Wednesday, DCTC’s Sadie Vashti spoke about violence against the transgender community with the Latino Media Collective. The interview was broadcast on the radio, but you can also listen to it anytime at this link. (The interview begins about 1/4th into the clip.) In order to be more accessible, click below to read an abbreviated transcript broken into headings by topic.

Note: The views expressed in this interview belong only to Sadie. DCTC is a collective of many people with a variety of views. To learn more about our official organizational principles and stances, see here. Also, this interview was conducted before the most recent attack on a group of trans women by an off-duty MPD officer. Continue reading Discussing the Causes of Violence Against Trans Women

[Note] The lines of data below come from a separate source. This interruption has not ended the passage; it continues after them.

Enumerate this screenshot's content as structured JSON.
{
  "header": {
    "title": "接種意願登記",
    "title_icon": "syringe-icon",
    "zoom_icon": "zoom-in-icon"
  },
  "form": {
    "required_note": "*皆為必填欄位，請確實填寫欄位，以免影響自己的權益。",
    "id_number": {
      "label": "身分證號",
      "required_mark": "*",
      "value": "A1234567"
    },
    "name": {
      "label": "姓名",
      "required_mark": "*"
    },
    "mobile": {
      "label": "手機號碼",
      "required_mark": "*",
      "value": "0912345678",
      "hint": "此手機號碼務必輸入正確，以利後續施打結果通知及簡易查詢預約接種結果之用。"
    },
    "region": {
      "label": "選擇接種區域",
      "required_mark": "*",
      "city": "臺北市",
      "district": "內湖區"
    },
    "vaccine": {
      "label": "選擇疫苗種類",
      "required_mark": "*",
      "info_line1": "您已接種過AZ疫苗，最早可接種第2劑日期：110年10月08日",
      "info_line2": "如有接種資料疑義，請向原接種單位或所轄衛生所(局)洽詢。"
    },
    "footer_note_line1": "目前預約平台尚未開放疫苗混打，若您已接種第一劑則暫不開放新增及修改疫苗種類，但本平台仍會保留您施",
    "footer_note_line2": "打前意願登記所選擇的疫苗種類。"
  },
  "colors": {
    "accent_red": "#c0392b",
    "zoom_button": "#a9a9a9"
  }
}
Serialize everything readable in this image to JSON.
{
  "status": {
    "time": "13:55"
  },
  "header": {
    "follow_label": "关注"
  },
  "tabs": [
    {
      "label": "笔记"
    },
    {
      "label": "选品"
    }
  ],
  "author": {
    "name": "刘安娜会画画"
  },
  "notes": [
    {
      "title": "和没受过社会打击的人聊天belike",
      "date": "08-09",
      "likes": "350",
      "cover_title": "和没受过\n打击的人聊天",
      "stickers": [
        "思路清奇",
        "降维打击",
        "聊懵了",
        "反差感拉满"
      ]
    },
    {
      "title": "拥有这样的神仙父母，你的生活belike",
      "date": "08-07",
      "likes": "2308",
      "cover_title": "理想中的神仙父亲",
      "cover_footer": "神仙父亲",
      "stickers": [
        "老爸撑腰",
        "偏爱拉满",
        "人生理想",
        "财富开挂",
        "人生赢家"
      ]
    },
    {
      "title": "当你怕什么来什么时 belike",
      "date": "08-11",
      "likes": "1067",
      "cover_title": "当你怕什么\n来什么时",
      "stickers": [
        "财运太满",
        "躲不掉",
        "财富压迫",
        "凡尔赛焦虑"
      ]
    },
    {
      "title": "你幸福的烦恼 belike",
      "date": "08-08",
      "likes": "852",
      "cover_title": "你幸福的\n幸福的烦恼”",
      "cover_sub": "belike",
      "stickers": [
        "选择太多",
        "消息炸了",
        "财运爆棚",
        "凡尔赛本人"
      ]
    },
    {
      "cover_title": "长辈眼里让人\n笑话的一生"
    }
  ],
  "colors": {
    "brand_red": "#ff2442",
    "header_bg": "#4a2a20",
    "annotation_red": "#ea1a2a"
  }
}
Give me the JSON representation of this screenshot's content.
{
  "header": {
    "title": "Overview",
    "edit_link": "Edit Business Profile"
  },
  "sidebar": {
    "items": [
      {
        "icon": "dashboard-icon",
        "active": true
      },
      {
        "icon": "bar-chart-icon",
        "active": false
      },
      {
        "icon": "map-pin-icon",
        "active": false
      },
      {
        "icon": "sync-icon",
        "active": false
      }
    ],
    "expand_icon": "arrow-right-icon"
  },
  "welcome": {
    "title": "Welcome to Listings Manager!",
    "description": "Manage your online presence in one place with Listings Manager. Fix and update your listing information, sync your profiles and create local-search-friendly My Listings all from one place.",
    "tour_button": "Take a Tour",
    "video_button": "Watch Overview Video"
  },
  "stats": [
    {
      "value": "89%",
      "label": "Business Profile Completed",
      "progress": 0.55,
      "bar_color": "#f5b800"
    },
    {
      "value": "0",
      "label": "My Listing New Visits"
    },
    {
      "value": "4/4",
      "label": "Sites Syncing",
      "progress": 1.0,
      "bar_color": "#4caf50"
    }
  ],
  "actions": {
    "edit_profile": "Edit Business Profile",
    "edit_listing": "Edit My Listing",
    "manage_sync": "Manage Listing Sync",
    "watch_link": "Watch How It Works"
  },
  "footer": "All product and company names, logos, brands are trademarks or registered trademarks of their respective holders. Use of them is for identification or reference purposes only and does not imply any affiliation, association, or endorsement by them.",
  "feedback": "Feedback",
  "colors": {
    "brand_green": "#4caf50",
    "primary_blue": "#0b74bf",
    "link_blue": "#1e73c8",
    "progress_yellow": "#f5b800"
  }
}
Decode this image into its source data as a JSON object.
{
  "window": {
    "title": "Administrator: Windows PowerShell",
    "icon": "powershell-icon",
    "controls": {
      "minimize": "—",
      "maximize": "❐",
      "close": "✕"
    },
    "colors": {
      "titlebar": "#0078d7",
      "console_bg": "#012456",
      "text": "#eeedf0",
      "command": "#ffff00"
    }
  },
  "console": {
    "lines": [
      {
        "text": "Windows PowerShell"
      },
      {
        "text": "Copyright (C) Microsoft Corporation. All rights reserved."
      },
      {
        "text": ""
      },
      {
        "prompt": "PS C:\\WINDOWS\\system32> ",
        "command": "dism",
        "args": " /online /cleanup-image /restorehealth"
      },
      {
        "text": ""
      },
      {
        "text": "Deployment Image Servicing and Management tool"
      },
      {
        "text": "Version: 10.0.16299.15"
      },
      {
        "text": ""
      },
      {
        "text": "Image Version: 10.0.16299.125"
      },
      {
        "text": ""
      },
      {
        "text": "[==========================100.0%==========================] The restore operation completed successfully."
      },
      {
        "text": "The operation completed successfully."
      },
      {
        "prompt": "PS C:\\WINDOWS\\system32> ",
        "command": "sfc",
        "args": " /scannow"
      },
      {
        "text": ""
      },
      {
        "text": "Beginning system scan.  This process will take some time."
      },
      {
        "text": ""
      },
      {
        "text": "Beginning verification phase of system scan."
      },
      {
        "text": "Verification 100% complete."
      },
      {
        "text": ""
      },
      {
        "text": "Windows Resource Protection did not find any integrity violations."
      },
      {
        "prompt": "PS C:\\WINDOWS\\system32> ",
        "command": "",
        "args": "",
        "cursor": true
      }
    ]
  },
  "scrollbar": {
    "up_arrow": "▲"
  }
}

8/18: Let DC Gov’t Know Your Thoughts About Its New Trans Employment Initiatives!

Hello DCTC members and allies! Tomorrow (Thursday, August 18th), Jeffrey Richardson of the D.C. Office of GLBT Affairs is holding a discussion about unemployment in trans communities. Recently, representatives from a handful of advocacy groups met directly with Mayor Gray. During the meeting, the Mayor proposed several initiatives to decrease barriers to employment and increase access to jobs for trans people in DC. His concessions included a paid jobs training program for trans DC residents and expanded diversity training for all employees of city agencies.

While we would always like to see more done to address un- and underemployment in our communities, we are very excited about this victory! Tomorrow’s meeting will take place from 6:00 – 8:00 pm at The DC Center (1318 U St NW). We had hoped that the original meeting would have included a broader segment representing the many diverse trans communities in DC; this is our chance to be heard. Please attend, learn about the proposed initiatives, and add your voice to this crucial and on-going discussion!